Patient safety in ambulatory care is receiving increased attention. This guide includes case studies that explore how Open Notes, team-based care delivery, and patient and family advisory committees have shown promise as patient engagement and safety improvement mechanisms in primary care settings.
Stickney CA, Ziniel SI, Brett MS, et al. J Pediatr. 2014;165:1245-1251.e1.
In this study, health care providers and parents of children in a pediatric intensive care unit described their perceptions of family involvement in morning rounds. Although parents were overwhelmingly enthusiastic about being included in rounds, providers expressed some concerns and potential drawbacks, such as the avoidance of discussing uncomfortable topics due to presence of family.
Mittal V. Pediatr Clin North Am. 2014;61:663-70.
Family-centered rounds are multidisciplinary rounds that involve patients and their families, include the complete case presentation and discussion, and engage them in decision making. This commentary discusses how family-centered rounds can contribute to patient safety, such as better doctor–patient relationships, and barriers to implementing them, including perceptions that rounds would take longer.
Paciotti B, Roberts KE, Tibbetts KM, et al. Jt Comm J Qual Patient Saf. 2014;40(4):187-192.

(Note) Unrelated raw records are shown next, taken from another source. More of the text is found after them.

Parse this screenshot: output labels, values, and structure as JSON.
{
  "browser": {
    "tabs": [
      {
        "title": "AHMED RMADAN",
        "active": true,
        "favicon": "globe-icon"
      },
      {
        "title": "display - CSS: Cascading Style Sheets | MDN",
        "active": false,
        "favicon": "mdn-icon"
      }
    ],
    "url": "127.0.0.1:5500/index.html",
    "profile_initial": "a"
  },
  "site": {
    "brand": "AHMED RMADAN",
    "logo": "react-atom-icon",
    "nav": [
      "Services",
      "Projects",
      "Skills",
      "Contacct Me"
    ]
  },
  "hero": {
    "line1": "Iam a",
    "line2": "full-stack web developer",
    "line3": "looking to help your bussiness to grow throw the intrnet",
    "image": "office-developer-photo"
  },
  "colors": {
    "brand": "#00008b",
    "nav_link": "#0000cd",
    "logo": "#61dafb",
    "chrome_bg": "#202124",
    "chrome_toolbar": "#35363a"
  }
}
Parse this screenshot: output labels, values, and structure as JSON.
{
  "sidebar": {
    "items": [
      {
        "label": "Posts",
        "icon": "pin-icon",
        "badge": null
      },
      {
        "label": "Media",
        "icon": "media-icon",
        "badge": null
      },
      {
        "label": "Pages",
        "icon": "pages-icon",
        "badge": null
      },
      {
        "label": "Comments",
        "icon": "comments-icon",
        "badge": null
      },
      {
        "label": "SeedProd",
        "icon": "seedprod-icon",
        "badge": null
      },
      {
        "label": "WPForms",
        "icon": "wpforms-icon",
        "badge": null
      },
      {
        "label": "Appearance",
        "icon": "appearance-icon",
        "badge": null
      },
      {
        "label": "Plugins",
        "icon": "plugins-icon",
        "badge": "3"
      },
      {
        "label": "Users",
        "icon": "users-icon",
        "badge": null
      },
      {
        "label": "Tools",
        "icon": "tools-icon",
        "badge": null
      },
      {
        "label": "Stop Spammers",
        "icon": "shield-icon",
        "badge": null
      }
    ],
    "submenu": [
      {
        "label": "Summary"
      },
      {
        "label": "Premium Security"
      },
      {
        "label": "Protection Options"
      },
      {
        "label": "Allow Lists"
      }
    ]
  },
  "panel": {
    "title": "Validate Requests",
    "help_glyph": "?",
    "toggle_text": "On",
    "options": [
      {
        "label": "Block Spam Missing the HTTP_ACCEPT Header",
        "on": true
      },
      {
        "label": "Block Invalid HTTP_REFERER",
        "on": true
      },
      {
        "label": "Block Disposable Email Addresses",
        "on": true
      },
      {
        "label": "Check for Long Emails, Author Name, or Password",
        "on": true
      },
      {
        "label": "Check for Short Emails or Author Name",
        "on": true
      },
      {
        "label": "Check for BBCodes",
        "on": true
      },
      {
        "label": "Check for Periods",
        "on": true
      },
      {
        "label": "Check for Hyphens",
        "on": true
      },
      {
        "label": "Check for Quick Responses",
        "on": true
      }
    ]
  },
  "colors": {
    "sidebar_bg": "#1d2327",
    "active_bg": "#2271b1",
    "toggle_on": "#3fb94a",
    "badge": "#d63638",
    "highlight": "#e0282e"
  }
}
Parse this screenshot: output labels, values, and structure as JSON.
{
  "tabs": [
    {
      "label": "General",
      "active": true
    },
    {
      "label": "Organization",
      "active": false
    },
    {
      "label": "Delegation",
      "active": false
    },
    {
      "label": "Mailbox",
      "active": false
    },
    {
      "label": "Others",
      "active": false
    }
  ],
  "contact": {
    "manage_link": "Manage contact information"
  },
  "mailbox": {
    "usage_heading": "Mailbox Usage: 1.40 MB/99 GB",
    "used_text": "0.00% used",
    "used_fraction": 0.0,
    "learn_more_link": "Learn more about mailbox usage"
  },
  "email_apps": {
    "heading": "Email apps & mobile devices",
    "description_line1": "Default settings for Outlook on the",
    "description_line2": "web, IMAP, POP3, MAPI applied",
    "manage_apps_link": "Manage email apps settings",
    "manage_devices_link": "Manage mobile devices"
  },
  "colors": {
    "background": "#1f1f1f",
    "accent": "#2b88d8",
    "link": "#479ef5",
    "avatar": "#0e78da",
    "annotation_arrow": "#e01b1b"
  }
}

In an effort to provide more timely responses to clinical deteriorations, some pediatric medical centers have enabled family members to directly activate medical emergency teams (METs). This study used semistructured interviews to examine physicians' viewpoints on issues related to family-activated METs. Even though the majority of physicians said they depend on families to identify subtle changes in their child's condition, 93% of respondents reported that families should not be able to access the MET directly. Some concerns included families' lack of medical knowledge and training to determine when a MET is necessary, and the belief that this responsibility could provide an undue burden and stress on family members. These tensions are similar to prior discussions about other efforts to engage patients in their own safety during hospitalization.
NPSF Lucian Leape Institute Roundtable on Consumer Engagement in Patient Safety. Boston, MA: National Patient Safety Foundation; March 2014.
The National Patient Safety Foundation's Lucian Leape Institute recently convened two roundtables to discuss engaging patients and families in improving patient safety. This report describes the current landscape of patient engagement efforts, along with the potential benefits and challenges. To facilitate more productive partnerships in ensuring safety, the group provides recommendations and checklists for health care leaders, clinicians, patients, families, and policymakers. They advocate for patients to be equal partners in organizational and clinician care improvement activities. Patients are encouraged to feel empowered to ask questions and to actively participate in their care plans. A recent AHRQ WebM&M perspective explores the role of patient engagement in safety.
Agency for Healthcare Research and Quality; AHRQ; HHS; US Department of Health and Human Services.
Studies have shown that a surprisingly large proportion of hospitalized patients are not aware of their diagnoses or treatment plan and that their preferences are often not taken into account in advanced care planning. This failure to provide patient-centered care indicates a need for increased patient engagement in safety and quality efforts. This toolkit published by the Agency for Healthcare Research and Quality is designed to help hospitals develop partnerships with patients around improving safety. Developed with input from clinicians and patients, the guide emphasizes four strategies—working with patients as advisors, improving bedside communication, integrating patients and families into shift changes, and using patient input to improve the discharge process. An AHRQ WebM&M perspective by Dr. Saul Weingart discusses the practical challenges of engaging patients in improvement efforts.